# WORK INSTRUCTIONS
Every line of the material that mentions the word "Analyze" should be copied out.

# DATASET RECORDS

━━━━━━

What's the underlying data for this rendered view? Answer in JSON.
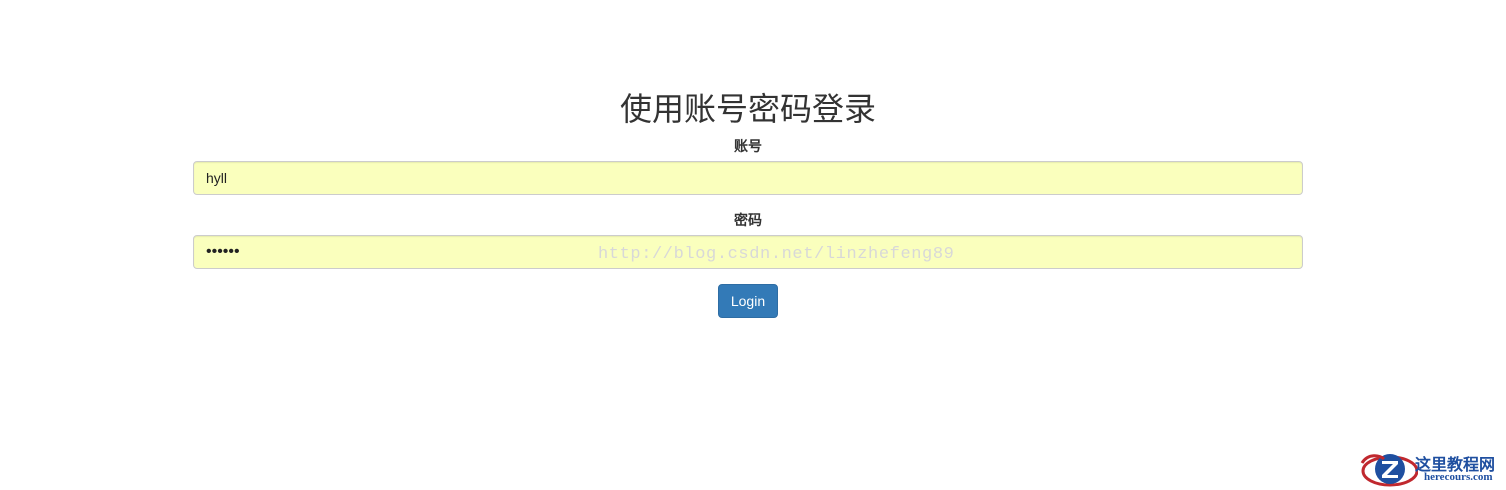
{
  "login": {
    "title": "使用账号密码登录",
    "account_label": "账号",
    "account_value": "hyll",
    "password_label": "密码",
    "password_value": "••••••",
    "submit_label": "Login"
  },
  "watermark": {
    "text": "http://blog.csdn.net/linzhefeng89"
  },
  "site_logo": {
    "name": "这里教程网",
    "url": "herecours.com",
    "icon": "z-letter-logo-icon"
  },
  "colors": {
    "autofill_background": "#faffbd",
    "button_primary": "#337ab7",
    "logo_blue": "#1f4fa0",
    "logo_red": "#c0282e"
  }
}
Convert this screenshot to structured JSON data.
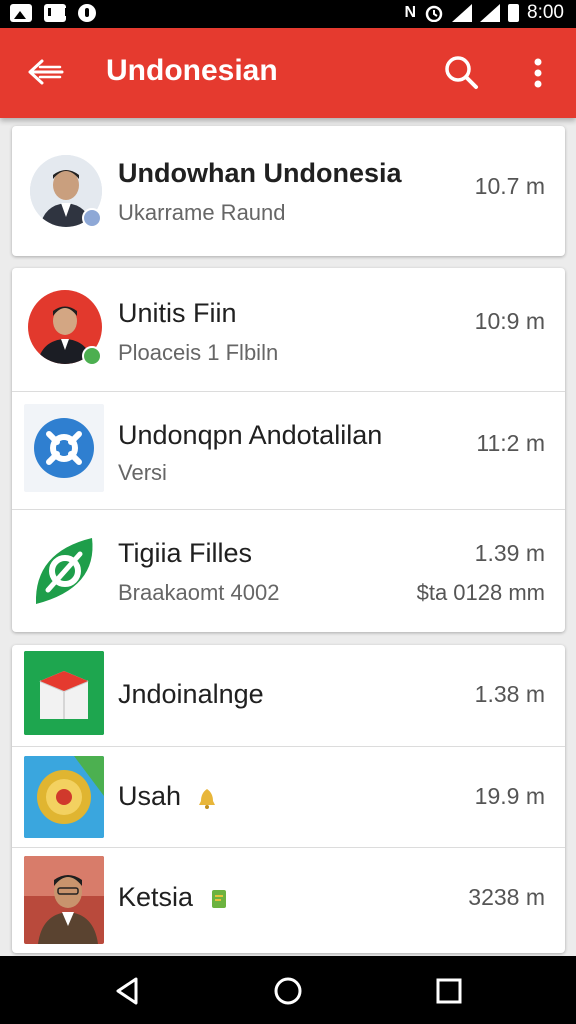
{
  "status_bar": {
    "time": "8:00",
    "network_label": "N"
  },
  "app_bar": {
    "title": "Undonesian"
  },
  "items": [
    {
      "title": "Undowhan Undonesia",
      "subtitle": "Ukarrame Raund",
      "time": "10.7 m"
    },
    {
      "title": "Unitis Fiin",
      "subtitle": "Ploaceis 1 Flbiln",
      "time": "10:9 m"
    },
    {
      "title": "Undonqpn Andotalilan",
      "subtitle": "Versi",
      "time": "11:2 m"
    },
    {
      "title": "Tigiia Filles",
      "subtitle": "Braakaomt 4002",
      "time": "1.39 m",
      "time_secondary": "$ta 0128 mm"
    },
    {
      "title": "Jndoinalnge",
      "time": "1.38 m"
    },
    {
      "title": "Usah",
      "time": "19.9 m"
    },
    {
      "title": "Ketsia",
      "time": "3238 m"
    }
  ],
  "colors": {
    "app_bar": "#e53a2f",
    "status_bar": "#000000",
    "background": "#ececec"
  }
}
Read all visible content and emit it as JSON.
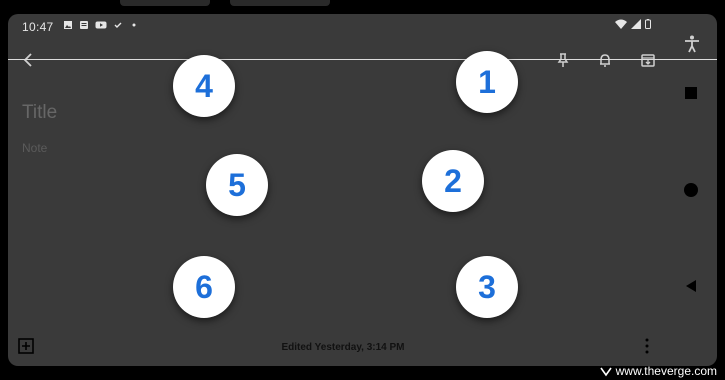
{
  "status_bar": {
    "time": "10:47",
    "left_icons": [
      "image-icon",
      "notes-app-icon",
      "youtube-icon",
      "check-icon",
      "dot-icon"
    ],
    "right_icons": [
      "wifi-icon",
      "signal-icon",
      "battery-icon"
    ]
  },
  "app_bar": {
    "back_icon": "back-arrow-icon",
    "actions": [
      "pin-icon",
      "reminder-bell-icon",
      "archive-icon"
    ]
  },
  "editor": {
    "title_placeholder": "Title",
    "note_placeholder": "Note"
  },
  "nav_rail": {
    "icons": [
      "accessibility-icon",
      "recents-square-icon",
      "home-circle-icon",
      "back-triangle-icon"
    ]
  },
  "bottom_bar": {
    "add_icon": "add-box-icon",
    "edited_text": "Edited Yesterday, 3:14 PM",
    "more_icon": "more-vert-icon"
  },
  "overlay_badges": [
    {
      "label": "4"
    },
    {
      "label": "1"
    },
    {
      "label": "5"
    },
    {
      "label": "2"
    },
    {
      "label": "6"
    },
    {
      "label": "3"
    }
  ],
  "colors": {
    "screen_bg": "#3a3a3a",
    "badge_bg": "#ffffff",
    "badge_digit": "#1d6fd9",
    "icon_fg": "#d0d0d0"
  },
  "watermark": {
    "text": "www.theverge.com"
  }
}
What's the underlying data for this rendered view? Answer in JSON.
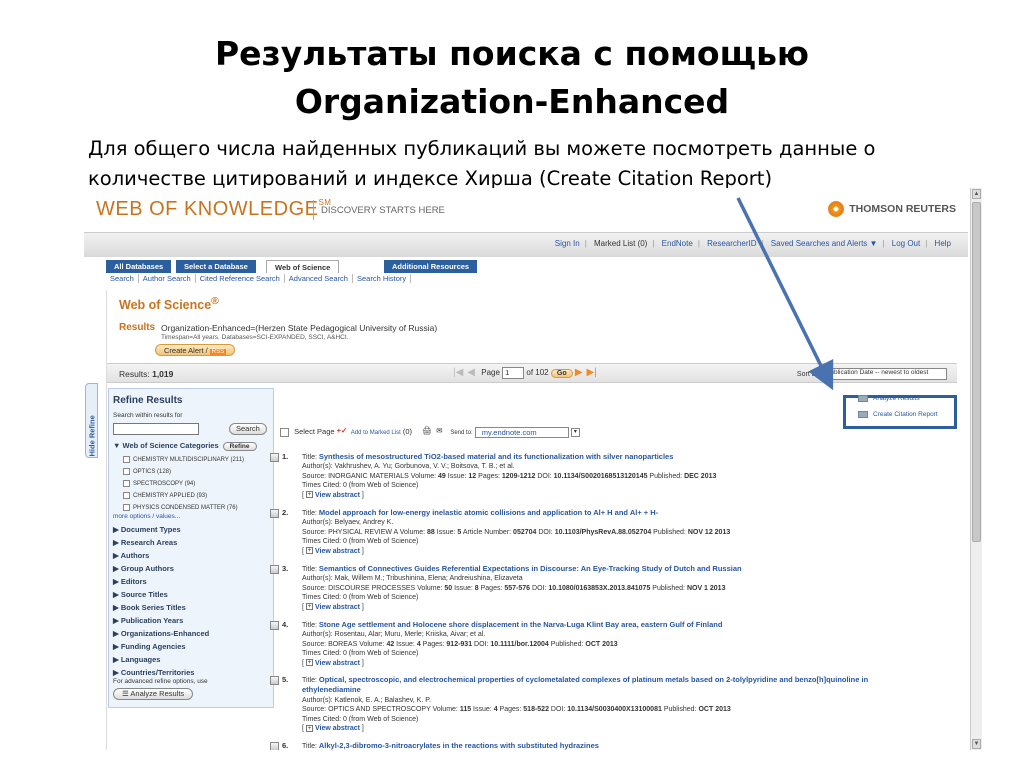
{
  "slide": {
    "title_line1": "Результаты поиска с помощью",
    "title_line2": "Organization-Enhanced",
    "text_line1": "Для общего числа найденных публикаций вы можете посмотреть данные о",
    "text_line2": "количестве цитирований и индексе Хирша (Create Citation Report)"
  },
  "header": {
    "logo": "WEB OF KNOWLEDGE",
    "logo_tm": "SM",
    "tagline": "DISCOVERY STARTS HERE",
    "brand": "THOMSON REUTERS"
  },
  "topnav": {
    "sign_in": "Sign In",
    "marked_list": "Marked List (0)",
    "endnote": "EndNote",
    "researcherid": "ResearcherID",
    "saved": "Saved Searches and Alerts ▼",
    "logout": "Log Out",
    "help": "Help"
  },
  "tabs": {
    "all_db": "All Databases",
    "select_db": "Select a Database",
    "wos": "Web of Science",
    "additional": "Additional Resources"
  },
  "subtabs": [
    "Search",
    "Author Search",
    "Cited Reference Search",
    "Advanced Search",
    "Search History"
  ],
  "main": {
    "wos_title": "Web of Science",
    "wos_reg": "®",
    "results_label": "Results",
    "query": "Organization-Enhanced=(Herzen State Pedagogical University of Russia)",
    "timespan": "Timespan=All years. Databases=SCI-EXPANDED, SSCI, A&HCI.",
    "create_alert": "Create Alert /",
    "rss": "RSS",
    "results_count_label": "Results:",
    "results_count": "1,019",
    "page_label": "Page",
    "page_value": "1",
    "of_pages": "of 102",
    "go": "Go",
    "sort_label": "Sort by:",
    "sort_value": "Publication Date -- newest to oldest"
  },
  "refine": {
    "hide": "Hide Refine",
    "title": "Refine Results",
    "within": "Search within results for",
    "search_btn": "Search",
    "cat_header": "▼ Web of Science Categories",
    "refine_btn": "Refine",
    "categories": [
      "CHEMISTRY MULTIDISCIPLINARY (211)",
      "OPTICS (128)",
      "SPECTROSCOPY (94)",
      "CHEMISTRY APPLIED (93)",
      "PHYSICS CONDENSED MATTER (76)"
    ],
    "more": "more options / values...",
    "facets": [
      "▶ Document Types",
      "▶ Research Areas",
      "▶ Authors",
      "▶ Group Authors",
      "▶ Editors",
      "▶ Source Titles",
      "▶ Book Series Titles",
      "▶ Publication Years",
      "▶ Organizations-Enhanced",
      "▶ Funding Agencies",
      "▶ Languages",
      "▶ Countries/Territories"
    ],
    "adv_note": "For advanced refine options, use",
    "analyze_btn": "Analyze Results"
  },
  "toolbar": {
    "select_page": "Select Page",
    "add_marked": "Add to Marked List",
    "marked_count": "(0)",
    "send_to": "Send to:",
    "endnote_sel": "my.endnote.com"
  },
  "analysis_links": {
    "analyze": "Analyze Results",
    "citation": "Create Citation Report"
  },
  "records": [
    {
      "num": "1.",
      "title": "Synthesis of mesostructured TiO2-based material and its functionalization with silver nanoparticles",
      "authors": "Author(s): Vakhrushev, A. Yu; Gorbunova, V. V.; Boitsova, T. B.; et al.",
      "source_pre": "Source: INORGANIC MATERIALS  Volume: ",
      "volume": "49",
      "issue_pre": "  Issue: ",
      "issue": "12",
      "pages_pre": "  Pages: ",
      "pages": "1209-1212",
      "doi_pre": "  DOI: ",
      "doi": "10.1134/S0020168513120145",
      "pub_pre": "  Published: ",
      "pub": "DEC 2013",
      "times": "Times Cited:  0  (from Web of Science)"
    },
    {
      "num": "2.",
      "title": "Model approach for low-energy inelastic atomic collisions and application to Al+ H and Al+ + H-",
      "authors": "Author(s): Belyaev, Andrey K.",
      "source_pre": "Source: PHYSICAL REVIEW A  Volume: ",
      "volume": "88",
      "issue_pre": "  Issue: ",
      "issue": "5",
      "pages_pre": "   Article Number: ",
      "pages": "052704",
      "doi_pre": "  DOI: ",
      "doi": "10.1103/PhysRevA.88.052704",
      "pub_pre": "  Published: ",
      "pub": "NOV 12 2013",
      "times": "Times Cited:  0  (from Web of Science)"
    },
    {
      "num": "3.",
      "title": "Semantics of Connectives Guides Referential Expectations in Discourse: An Eye-Tracking Study of Dutch and Russian",
      "authors": "Author(s): Mak, Willem M.; Tribushinina, Elena; Andreiushina, Elizaveta",
      "source_pre": "Source: DISCOURSE PROCESSES  Volume: ",
      "volume": "50",
      "issue_pre": "  Issue: ",
      "issue": "8",
      "pages_pre": "  Pages: ",
      "pages": "557-576",
      "doi_pre": "  DOI: ",
      "doi": "10.1080/0163853X.2013.841075",
      "pub_pre": "  Published: ",
      "pub": "NOV 1 2013",
      "times": "Times Cited:  0  (from Web of Science)"
    },
    {
      "num": "4.",
      "title": "Stone Age settlement and Holocene shore displacement in the Narva-Luga Klint Bay area, eastern Gulf of Finland",
      "authors": "Author(s): Rosentau, Alar; Muru, Merle; Kriiska, Aivar; et al.",
      "source_pre": "Source: BOREAS  Volume: ",
      "volume": "42",
      "issue_pre": "  Issue: ",
      "issue": "4",
      "pages_pre": "  Pages: ",
      "pages": "912-931",
      "doi_pre": "  DOI: ",
      "doi": "10.1111/bor.12004",
      "pub_pre": "  Published: ",
      "pub": "OCT 2013",
      "times": "Times Cited:  0  (from Web of Science)"
    },
    {
      "num": "5.",
      "title": "Optical, spectroscopic, and electrochemical properties of cyclometalated complexes of platinum metals based on 2-tolylpyridine and benzo[h]quinoline in ethylenediamine",
      "authors": "Author(s): Katlenok, E. A.; Balashev, K. P.",
      "source_pre": "Source: OPTICS AND SPECTROSCOPY  Volume: ",
      "volume": "115",
      "issue_pre": "  Issue: ",
      "issue": "4",
      "pages_pre": "  Pages: ",
      "pages": "518-522",
      "doi_pre": "  DOI: ",
      "doi": "10.1134/S0030400X13100081",
      "pub_pre": "  Published: ",
      "pub": "OCT 2013",
      "times": "Times Cited:  0  (from Web of Science)"
    },
    {
      "num": "6.",
      "title": "Alkyl-2,3-dibromo-3-nitroacrylates in the reactions with substituted hydrazines"
    }
  ],
  "view_abstract": "View abstract",
  "colors": {
    "accent_orange": "#c8741f",
    "link_blue": "#2756a0",
    "tab_blue": "#2b5f9e",
    "highlight_box": "#2f5f9a"
  }
}
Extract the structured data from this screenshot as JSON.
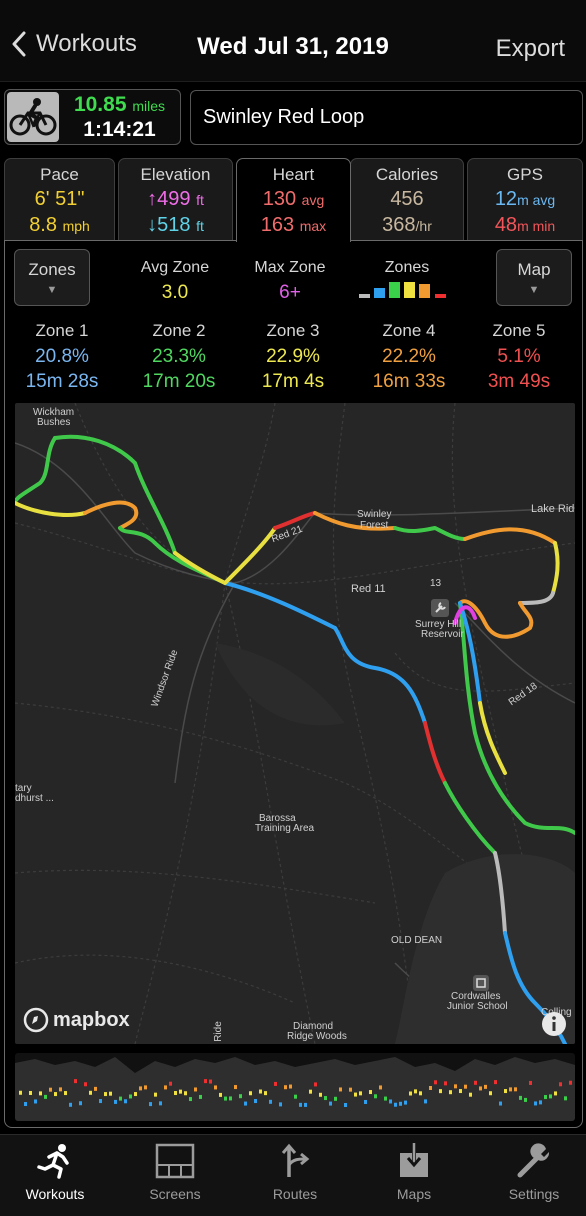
{
  "header": {
    "back_label": "Workouts",
    "title": "Wed Jul 31, 2019",
    "export_label": "Export"
  },
  "summary": {
    "activity_icon": "cycling-icon",
    "distance": "10.85",
    "distance_unit": "miles",
    "duration": "1:14:21",
    "workout_name": "Swinley Red Loop"
  },
  "tabs": [
    {
      "label": "Pace",
      "v1": "6' 51\"",
      "v1_unit": "",
      "v2": "8.8",
      "v2_unit": "mph",
      "v1_color": "#f2d033",
      "v2_color": "#f2d033"
    },
    {
      "label": "Elevation",
      "v1": "↑499",
      "v1_unit": "ft",
      "v2": "↓518",
      "v2_unit": "ft",
      "v1_color": "#f06ee8",
      "v2_color": "#5fd3e8"
    },
    {
      "label": "Heart",
      "v1": "130",
      "v1_unit": "avg",
      "v2": "163",
      "v2_unit": "max",
      "v1_color": "#f06c6c",
      "v2_color": "#f06c6c"
    },
    {
      "label": "Calories",
      "v1": "456",
      "v1_unit": "",
      "v2": "368",
      "v2_unit": "/hr",
      "v1_color": "#c8b8a0",
      "v2_color": "#c8b8a0"
    },
    {
      "label": "GPS",
      "v1": "12",
      "v1_unit": "m avg",
      "v2": "48",
      "v2_unit": "m min",
      "v1_color": "#6ab8f2",
      "v2_color": "#f2565a"
    }
  ],
  "active_tab": "Heart",
  "heart": {
    "zones_button": "Zones",
    "map_button": "Map",
    "avg_zone_label": "Avg Zone",
    "avg_zone_value": "3.0",
    "max_zone_label": "Max Zone",
    "max_zone_value": "6+",
    "zones_legend_label": "Zones",
    "zones": [
      {
        "label": "Zone 1",
        "pct": "20.8%",
        "time": "15m 28s",
        "pct_color": "#7ab6f0",
        "time_color": "#7ab6f0"
      },
      {
        "label": "Zone 2",
        "pct": "23.3%",
        "time": "17m 20s",
        "pct_color": "#4fd860",
        "time_color": "#4fd860"
      },
      {
        "label": "Zone 3",
        "pct": "22.9%",
        "time": "17m 4s",
        "pct_color": "#eee850",
        "time_color": "#eee850"
      },
      {
        "label": "Zone 4",
        "pct": "22.2%",
        "time": "16m 33s",
        "pct_color": "#f0a040",
        "time_color": "#f0a040"
      },
      {
        "label": "Zone 5",
        "pct": "5.1%",
        "time": "3m 49s",
        "pct_color": "#f05050",
        "time_color": "#f05050"
      }
    ]
  },
  "map": {
    "attribution": "mapbox",
    "labels": [
      "Wickham",
      "Bushes",
      "Swinley",
      "Forest",
      "Lake Rid",
      "Red 21",
      "Red 11",
      "13",
      "Surrey Hill",
      "Reservoir",
      "Red 18",
      "Windsor Ride",
      "Barossa",
      "Training Area",
      "OLD DEAN",
      "Cordwalles",
      "Junior School",
      "Diamond",
      "Ridge Woods",
      "Ride",
      "tary",
      "dhurst ...",
      "Colling"
    ]
  },
  "tabbar": [
    {
      "label": "Workouts",
      "icon": "runner-icon",
      "active": true
    },
    {
      "label": "Screens",
      "icon": "screens-icon",
      "active": false
    },
    {
      "label": "Routes",
      "icon": "routes-icon",
      "active": false
    },
    {
      "label": "Maps",
      "icon": "maps-download-icon",
      "active": false
    },
    {
      "label": "Settings",
      "icon": "wrench-icon",
      "active": false
    }
  ]
}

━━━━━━

# TASK RESULT
    "analyze_btn": "Analyze Results"
    "analyze": "Analyze Results",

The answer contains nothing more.